Putting Plants and People Together
Like many fortunate souls, I got into horticulture because I love plants. Enjoying the work definitely makes long days more satisfying. Being excited to bring the benefits of healthy and attractive plants into the lives of the people around me is a great gig each day. Making a living is a wonderful result of getting to do this work each day.
My needs are simple. I am always inquisitive and eager to learn, travel and grow, but this work keeps me right in mid-Michigan most of the year. I don’t own a second home, a timeshare or a boat. I have to have enough to pay the bills, buy plants for my own garden, and eat, but other than the growing cannabis industry, people don’t get into this work of growing or caring for plants to become wealthy.

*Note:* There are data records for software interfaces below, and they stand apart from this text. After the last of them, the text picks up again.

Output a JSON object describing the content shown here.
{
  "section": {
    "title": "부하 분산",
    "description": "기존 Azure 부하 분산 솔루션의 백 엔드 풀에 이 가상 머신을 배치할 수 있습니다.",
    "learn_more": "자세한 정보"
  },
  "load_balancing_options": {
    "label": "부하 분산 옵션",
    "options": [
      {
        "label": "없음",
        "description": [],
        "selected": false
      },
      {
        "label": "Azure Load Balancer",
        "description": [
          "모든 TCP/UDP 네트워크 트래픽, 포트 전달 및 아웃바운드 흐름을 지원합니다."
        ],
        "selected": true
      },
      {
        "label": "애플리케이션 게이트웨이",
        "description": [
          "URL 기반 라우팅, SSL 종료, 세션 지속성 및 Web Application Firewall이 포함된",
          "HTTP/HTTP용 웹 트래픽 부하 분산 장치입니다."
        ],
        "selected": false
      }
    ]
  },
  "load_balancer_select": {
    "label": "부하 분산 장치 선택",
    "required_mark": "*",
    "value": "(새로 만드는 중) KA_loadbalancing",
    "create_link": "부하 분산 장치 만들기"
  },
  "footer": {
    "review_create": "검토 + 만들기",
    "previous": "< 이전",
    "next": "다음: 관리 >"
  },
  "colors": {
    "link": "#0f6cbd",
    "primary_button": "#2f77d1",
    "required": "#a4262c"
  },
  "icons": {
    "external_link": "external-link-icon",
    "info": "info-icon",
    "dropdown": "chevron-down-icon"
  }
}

What do plants really do, anyway? The building blocks of life as humans- oxygen available in the air we breathe- comes courtesy of plants. From the lawn and landscape outside your window, to the Pothos on your desk, plants literally make oxygen, and at the same time, remove toxins and contaminates from the air we breathe.
Trees are especially effective in this process, churning out literally tons of measurable oxygen and processing out tons of CO2. If you have a property with trees, you are helping your whole neighborhood to breathe. Of course, there is the important fact that everything we eat is a plant (or fungus) or an animal that ate plants.

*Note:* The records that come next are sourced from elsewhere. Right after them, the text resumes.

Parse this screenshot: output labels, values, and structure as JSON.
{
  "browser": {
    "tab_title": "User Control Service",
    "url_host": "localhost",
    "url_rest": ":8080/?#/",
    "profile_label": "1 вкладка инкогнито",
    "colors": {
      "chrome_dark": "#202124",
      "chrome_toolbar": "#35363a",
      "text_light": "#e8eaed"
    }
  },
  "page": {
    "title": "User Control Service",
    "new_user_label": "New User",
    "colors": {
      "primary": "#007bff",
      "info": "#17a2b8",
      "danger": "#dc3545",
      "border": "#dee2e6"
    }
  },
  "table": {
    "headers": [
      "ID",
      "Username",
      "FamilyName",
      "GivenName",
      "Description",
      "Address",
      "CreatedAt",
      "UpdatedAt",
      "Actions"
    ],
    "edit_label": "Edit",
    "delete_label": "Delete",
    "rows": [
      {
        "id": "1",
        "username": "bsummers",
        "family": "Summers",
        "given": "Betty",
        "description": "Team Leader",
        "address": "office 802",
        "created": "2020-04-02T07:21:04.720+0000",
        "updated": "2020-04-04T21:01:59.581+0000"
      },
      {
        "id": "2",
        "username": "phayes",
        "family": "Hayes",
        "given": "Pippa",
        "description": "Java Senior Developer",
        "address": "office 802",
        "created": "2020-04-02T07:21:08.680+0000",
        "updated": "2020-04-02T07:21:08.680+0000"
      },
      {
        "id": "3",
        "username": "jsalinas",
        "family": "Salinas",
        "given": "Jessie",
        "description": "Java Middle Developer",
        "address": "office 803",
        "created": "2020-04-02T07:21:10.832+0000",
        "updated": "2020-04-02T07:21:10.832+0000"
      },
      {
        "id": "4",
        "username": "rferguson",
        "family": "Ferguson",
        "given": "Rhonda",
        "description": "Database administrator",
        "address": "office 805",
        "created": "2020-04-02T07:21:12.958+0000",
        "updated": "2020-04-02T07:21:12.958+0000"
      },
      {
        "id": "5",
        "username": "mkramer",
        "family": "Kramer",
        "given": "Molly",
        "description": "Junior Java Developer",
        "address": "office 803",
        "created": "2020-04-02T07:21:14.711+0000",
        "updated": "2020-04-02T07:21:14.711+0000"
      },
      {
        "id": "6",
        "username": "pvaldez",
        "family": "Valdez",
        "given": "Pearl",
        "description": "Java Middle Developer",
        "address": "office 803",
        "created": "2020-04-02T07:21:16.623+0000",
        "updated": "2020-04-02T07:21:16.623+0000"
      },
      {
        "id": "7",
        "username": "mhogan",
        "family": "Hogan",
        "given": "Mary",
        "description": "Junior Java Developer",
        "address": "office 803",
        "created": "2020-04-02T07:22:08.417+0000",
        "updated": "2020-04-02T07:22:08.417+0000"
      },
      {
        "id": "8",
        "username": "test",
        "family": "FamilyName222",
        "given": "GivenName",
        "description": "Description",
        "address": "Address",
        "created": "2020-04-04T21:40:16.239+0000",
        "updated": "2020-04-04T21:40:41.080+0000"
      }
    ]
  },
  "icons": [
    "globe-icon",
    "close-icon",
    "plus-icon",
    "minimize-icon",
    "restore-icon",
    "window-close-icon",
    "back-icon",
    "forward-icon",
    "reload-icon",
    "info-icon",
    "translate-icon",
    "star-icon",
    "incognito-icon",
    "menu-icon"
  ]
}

Indoors, we have a wealth of research documenting that plants clear indoor air, reduce absenteeism in workplaces with plants, increased creativity, and sense of well-being and productivity of people in offices, malls, healthcare, manufacturing, living spaces and hospitality.
So why would pricing have to go up? … Read More
On the Green Side
One of the easiest of houseplants to care for, sansevierias have been used in interiorscapes for over 50 years. Extremely popular in the 1970s, this family of over 70 species and cultivars is native to Africa, Madagascar and southern Asia. Embraced in Feng Shui because their leaves point up toward heaven, the bold architectural look is a good fit in today’s offices and homes. With several new varieties now in common use, these durable, easy care plants can adapt to low, medium or high light.
Brick and Concrete Pavers
Brick or concrete pavers can add classic elegance or a contemporary flair to walkways, patios, and driveways. Pavers increase value and curb appeal of your home. The term, “pavers,” refers to thin, flat blocks designed to use in paving projects such as walkways, patios, or driveways. Both brick and concrete pavers offer years of durability.
Brick pavers are made from a mixture of clay that is shaped and baked in a kiln. Clay bricks are naturally-colored, so they retain their color, whereas concrete pavers can fade over time. Clay bricks also need less maintenance and cleaning than concrete, but can be 15-20% more expensive and more labor-intensive to install than concrete.
Concrete pavers have more design, shape, and color options than clay. Pavers come in many shapes and styles, making them suitable for any landscape plan. There are concrete pavers that have the appearance of natural stone, available in a range of earthen color blends, textures, patterns, and shapes.
When designing a walkway, patio, or driveway… Read More
Ultraviolet is 2018 Pantone Color of the Year!
Ultraviolet is described by Pantone as “a dramatically provocative and thoughtful purple shade.” Ironically, the definition of ultraviolet is located beyond the visible spectrum at its violet end, and has a wavelength shorter than those of visible light.
The color’s name violet, which is derived from the violet flower, has long been associated with royalty, as well as mindfulness. The use of purple-toned lighting in meditation space energizes and inspires connection.
According to Laurie Pressman, Vice President of the Pantone Color Institute: “The Pantone Color of the Year has come to mean so much more than ‘what’s trending’ in the world of design; it’s truly a reflection of what’s needed in our world today”.
Violet; brings an intense touch of color, whether it’s used for a special event, in your home, or your garden. Some favorite violet flowers that look nice in a garden are: Verbena, Phlox, Irises, Pansies, Asters, and Columbine. Violet flowers that will brighten up a home’s interior are: African Violets, Persian Violets, Bromeliads and Orchids
Do you have a friend or relative who announced their engagement over the holidays? We love weddings! Please tell them about our wedding floral capabilities. We provide wedding and reception flowers as well as plant rentals for these very special events. Call 517-327-1059 and ask for Dave Mansfield.